Nico and Lewis weren’t exactly the friendliest of teammates and they made contact on more than one occasion during their three years battling each other for the championship.
But the worst of all came in the fifth round of 2016 at Barcelona. Rosberg snatched the lead at the start but was in the wrong engine mode coming out of turn three, which gave Hamilton a run at him. Hamilton went for a gap which Nico had already committed to closing, the pair hit each other, and both Mercedes were out of the race.
Arguments raged about whose fault it was and Hamilton apparently almost quit the team as a result. Max Verstappen won the race to become F1s youngest ever winner but it was one that should have belonged to Mercedes.
Jordan had built a decent car for 1997 and had two very talented young drivers. Three races into the season the team was on course to score an impressive double podium finish…until Ralf speared Fisi out of the race, anyway.
They were in second and third when Ralf went for a gap that wasn’t really there. The contact punted Fisichella around and out of the race, and to rub salt in the wound for the Italian, Ralf carried on to finish third in what was only his third Grand Prix, although the team weren’t too happy. They didn’t stand on the pit wall to celebrate when Ralf crossed the line, and some in the team felt that without the collision a win might even have been possible. Oh Ralf…
Both BAR drivers were running just outside of the points at Hockenheim in 2000, but the crazy part of the race was about to begin. With 14 laps to go the safety car pulled in and it started to rain – the perfect set of circumstances for a midfield team like BAR to capitalise and score a strong result.
Any chances of what could have been a rare double points finish for the team were ended however when Zonta simply drove into the back of Villeneuve in turn one. After a series of impressive spins Villeneuve recovered, but could only finish eighth.
Zonta did nothing to improve the mood of the team in the rest of the race. He was one of just a few drivers to stay out on slicks in the rain – which for Rubens Barrichello was a race-winning strategy – but he lost any hope of points for the team when he spun off and out of the race. Not that it would have mattered, because he’d been given a penalty for passing under yellow flags. Perhaps unsurprisingly BAR sacked him at the end of the year.
Alex Caffi was having great race at the US GP in Phoenix for the Scuderia Italia team. At one point he’d run as high as second and was looking good to score a big chunk of points for the team when he came up to lap his teammate, Andrea de Cesaris.

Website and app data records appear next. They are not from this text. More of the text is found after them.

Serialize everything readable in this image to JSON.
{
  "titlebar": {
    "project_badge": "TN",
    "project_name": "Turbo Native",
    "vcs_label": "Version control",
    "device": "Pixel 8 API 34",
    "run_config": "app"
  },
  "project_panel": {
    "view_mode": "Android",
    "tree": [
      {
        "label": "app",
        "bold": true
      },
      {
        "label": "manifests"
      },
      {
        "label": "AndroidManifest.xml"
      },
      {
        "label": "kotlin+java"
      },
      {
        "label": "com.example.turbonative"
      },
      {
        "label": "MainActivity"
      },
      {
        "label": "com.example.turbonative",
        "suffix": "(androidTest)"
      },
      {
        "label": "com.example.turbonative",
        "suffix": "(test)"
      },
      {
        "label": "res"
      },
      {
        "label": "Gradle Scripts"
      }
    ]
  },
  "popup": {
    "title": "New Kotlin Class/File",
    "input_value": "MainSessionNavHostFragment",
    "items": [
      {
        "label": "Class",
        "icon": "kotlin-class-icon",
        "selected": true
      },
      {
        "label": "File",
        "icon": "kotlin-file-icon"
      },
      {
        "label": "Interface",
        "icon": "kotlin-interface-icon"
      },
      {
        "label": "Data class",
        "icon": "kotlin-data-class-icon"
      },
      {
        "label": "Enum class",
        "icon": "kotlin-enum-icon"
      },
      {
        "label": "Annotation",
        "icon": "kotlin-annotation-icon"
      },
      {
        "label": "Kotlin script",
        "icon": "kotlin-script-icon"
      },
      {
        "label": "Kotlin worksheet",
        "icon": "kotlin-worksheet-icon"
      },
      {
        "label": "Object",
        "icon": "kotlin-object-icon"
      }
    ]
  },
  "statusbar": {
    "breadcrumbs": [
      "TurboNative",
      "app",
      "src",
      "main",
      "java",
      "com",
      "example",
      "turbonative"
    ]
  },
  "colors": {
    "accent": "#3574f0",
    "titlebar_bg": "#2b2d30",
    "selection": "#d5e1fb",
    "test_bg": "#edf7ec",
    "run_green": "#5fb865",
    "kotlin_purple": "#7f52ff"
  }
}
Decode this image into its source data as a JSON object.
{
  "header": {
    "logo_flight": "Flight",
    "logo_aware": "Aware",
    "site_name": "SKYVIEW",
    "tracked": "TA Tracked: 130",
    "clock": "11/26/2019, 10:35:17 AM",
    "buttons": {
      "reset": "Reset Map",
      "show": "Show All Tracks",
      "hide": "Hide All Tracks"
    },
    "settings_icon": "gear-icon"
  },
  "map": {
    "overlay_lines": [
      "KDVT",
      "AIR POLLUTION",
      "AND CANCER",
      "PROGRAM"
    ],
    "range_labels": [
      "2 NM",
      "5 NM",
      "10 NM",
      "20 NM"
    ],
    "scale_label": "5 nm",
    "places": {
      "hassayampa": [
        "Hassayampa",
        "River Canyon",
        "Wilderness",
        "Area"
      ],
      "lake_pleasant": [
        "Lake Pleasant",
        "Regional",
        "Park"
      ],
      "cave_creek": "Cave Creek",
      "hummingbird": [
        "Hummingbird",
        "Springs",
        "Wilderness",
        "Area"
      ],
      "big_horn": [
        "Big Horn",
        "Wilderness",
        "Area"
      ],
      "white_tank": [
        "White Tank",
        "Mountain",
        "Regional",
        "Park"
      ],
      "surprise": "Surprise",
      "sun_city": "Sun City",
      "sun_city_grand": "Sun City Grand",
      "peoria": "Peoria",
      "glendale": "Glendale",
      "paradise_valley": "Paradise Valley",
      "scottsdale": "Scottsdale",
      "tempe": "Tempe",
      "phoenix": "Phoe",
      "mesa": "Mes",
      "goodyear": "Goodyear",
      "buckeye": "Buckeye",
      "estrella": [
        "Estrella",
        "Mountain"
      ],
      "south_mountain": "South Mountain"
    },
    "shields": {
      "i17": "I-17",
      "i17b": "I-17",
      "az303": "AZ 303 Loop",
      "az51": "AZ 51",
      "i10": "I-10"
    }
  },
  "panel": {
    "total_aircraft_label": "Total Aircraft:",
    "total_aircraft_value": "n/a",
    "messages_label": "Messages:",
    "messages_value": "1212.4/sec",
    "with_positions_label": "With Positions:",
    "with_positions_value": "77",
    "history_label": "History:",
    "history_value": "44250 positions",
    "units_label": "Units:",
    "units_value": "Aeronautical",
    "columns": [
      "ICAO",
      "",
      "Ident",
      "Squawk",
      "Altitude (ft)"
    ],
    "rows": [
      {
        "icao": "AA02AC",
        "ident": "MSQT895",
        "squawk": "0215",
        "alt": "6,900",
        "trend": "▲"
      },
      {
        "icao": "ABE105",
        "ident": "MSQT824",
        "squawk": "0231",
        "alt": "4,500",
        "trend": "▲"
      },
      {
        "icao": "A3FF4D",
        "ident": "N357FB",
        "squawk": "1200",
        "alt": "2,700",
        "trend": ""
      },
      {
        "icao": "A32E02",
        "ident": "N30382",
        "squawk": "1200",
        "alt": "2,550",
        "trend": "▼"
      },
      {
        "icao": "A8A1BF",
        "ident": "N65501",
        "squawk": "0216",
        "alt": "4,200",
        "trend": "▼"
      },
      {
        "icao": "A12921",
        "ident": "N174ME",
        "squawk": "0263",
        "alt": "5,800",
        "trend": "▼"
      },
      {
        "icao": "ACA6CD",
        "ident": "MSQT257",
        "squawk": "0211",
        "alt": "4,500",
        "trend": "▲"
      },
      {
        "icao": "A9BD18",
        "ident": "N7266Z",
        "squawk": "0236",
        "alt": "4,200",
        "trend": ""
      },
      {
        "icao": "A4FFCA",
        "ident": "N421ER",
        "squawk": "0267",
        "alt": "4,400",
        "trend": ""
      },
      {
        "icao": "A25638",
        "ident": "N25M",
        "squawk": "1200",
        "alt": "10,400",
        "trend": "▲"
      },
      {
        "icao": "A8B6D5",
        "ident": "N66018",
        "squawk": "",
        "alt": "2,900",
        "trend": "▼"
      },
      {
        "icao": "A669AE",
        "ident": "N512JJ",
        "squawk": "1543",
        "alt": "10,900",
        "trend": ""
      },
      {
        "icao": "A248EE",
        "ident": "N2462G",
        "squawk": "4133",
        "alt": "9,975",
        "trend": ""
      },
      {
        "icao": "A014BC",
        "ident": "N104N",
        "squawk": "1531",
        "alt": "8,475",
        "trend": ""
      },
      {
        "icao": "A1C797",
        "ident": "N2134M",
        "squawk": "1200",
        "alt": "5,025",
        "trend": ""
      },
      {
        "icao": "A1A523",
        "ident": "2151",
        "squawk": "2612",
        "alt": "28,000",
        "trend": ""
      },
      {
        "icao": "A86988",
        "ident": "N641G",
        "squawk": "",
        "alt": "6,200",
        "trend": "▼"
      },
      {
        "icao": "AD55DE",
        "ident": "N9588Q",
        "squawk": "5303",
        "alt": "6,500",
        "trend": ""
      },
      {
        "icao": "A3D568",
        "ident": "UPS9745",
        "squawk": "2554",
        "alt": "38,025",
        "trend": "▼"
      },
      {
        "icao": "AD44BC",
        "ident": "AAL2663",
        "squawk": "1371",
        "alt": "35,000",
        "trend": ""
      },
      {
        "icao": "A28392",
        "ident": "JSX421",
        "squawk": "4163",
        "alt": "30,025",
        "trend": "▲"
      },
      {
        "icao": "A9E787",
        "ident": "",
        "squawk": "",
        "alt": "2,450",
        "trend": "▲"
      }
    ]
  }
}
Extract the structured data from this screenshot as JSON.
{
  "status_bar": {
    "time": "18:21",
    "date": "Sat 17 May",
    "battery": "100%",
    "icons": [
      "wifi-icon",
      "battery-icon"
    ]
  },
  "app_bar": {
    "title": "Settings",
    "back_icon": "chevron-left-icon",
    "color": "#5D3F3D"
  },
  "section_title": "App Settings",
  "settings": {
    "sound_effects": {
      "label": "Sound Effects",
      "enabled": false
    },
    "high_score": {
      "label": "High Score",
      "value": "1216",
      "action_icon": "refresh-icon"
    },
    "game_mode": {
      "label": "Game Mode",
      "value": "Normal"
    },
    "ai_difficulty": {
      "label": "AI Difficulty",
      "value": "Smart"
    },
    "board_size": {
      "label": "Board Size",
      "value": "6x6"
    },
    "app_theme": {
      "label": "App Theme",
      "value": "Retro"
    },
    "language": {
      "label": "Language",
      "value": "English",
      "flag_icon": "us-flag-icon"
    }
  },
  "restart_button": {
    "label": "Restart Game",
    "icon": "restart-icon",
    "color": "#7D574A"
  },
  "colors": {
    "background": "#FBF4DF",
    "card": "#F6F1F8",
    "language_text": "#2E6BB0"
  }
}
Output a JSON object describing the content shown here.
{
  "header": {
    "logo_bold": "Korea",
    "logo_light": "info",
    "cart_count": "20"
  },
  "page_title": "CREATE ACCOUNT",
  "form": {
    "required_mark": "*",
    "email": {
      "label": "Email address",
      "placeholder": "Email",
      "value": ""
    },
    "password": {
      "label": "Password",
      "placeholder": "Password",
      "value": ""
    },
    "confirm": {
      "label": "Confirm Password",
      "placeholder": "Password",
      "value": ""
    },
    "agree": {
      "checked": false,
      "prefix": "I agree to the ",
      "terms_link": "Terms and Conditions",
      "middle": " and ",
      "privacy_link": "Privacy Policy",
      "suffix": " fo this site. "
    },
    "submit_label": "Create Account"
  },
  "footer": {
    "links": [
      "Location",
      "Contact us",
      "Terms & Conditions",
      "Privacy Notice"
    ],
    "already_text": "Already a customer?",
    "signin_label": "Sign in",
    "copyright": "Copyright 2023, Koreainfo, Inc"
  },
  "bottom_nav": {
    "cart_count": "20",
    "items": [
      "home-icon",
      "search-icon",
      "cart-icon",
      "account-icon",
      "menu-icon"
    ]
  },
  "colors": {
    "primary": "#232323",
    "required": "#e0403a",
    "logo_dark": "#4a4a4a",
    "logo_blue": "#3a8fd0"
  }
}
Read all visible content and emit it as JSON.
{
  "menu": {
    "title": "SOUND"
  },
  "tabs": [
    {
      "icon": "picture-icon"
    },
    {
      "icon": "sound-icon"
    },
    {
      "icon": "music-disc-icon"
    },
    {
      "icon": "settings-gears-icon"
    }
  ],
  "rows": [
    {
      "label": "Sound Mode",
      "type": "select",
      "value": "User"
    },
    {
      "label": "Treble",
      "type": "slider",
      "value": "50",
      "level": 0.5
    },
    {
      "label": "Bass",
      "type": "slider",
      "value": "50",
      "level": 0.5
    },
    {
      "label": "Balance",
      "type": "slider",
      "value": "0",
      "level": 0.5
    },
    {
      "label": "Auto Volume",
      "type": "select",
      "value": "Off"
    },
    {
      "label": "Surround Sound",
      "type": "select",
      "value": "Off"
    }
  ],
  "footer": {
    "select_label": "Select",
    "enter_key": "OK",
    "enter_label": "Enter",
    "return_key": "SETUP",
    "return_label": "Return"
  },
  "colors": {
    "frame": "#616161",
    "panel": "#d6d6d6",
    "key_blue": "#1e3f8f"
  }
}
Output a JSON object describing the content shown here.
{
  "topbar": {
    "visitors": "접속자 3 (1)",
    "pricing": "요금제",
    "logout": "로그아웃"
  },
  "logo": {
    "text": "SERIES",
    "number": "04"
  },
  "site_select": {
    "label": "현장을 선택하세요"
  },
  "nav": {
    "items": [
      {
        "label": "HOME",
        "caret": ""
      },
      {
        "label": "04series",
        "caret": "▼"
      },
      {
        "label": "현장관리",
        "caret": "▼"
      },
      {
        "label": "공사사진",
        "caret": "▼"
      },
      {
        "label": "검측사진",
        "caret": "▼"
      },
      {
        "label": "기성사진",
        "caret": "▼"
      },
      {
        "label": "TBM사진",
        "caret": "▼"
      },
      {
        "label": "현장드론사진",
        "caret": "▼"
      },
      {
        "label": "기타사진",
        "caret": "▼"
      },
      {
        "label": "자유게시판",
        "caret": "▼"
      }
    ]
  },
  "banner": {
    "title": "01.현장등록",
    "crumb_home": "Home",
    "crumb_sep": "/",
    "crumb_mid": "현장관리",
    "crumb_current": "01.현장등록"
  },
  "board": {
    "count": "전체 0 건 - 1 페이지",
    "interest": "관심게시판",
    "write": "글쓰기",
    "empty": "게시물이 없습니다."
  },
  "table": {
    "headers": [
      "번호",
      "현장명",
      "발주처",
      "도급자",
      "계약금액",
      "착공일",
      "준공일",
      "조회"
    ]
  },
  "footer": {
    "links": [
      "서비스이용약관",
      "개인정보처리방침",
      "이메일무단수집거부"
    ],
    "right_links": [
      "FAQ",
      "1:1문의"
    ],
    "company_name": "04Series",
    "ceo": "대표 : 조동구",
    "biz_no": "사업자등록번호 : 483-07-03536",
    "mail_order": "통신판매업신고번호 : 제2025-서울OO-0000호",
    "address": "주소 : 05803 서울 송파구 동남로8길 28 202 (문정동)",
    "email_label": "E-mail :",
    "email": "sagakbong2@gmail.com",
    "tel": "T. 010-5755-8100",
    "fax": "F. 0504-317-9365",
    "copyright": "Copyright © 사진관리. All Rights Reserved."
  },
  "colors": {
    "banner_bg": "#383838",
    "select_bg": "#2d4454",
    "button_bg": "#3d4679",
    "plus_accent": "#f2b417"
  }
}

Lapping someone – especially your teammate – should be simple, right? Not when that person is de Cesaris! Caffi tried to slot past him but de Cesaris simply turned in and put his teammate straight into the wall. Andrea carried on to finish eighth and when asked about the clash he claimed he just hadn’t seen Caffi.
De Cesaris went some way to making it up to his team by finishing third at the next race in Canada, but for a small team like Scuderia Italia those few points Caffi was denied would have been a big deal.
Ok so this one isn’t F1, but it’s too funny not to include. iSport drivers Timo Glock and Andreas Zuber locked out the front row in qualifying for the GP2 feature race at Magny-Cours in 2007 but barely made it past the start line before they managed to hit each other. Just…how?
All laughter at the bizarre tangle quickly ended however as E.J. Viso was lucky to escape a frightening crash a few corners around the lap. Thankfully he escaped with just a concussion and some bruising, which means we can now look back on the Glock/Zuber crash and have a good old giggle.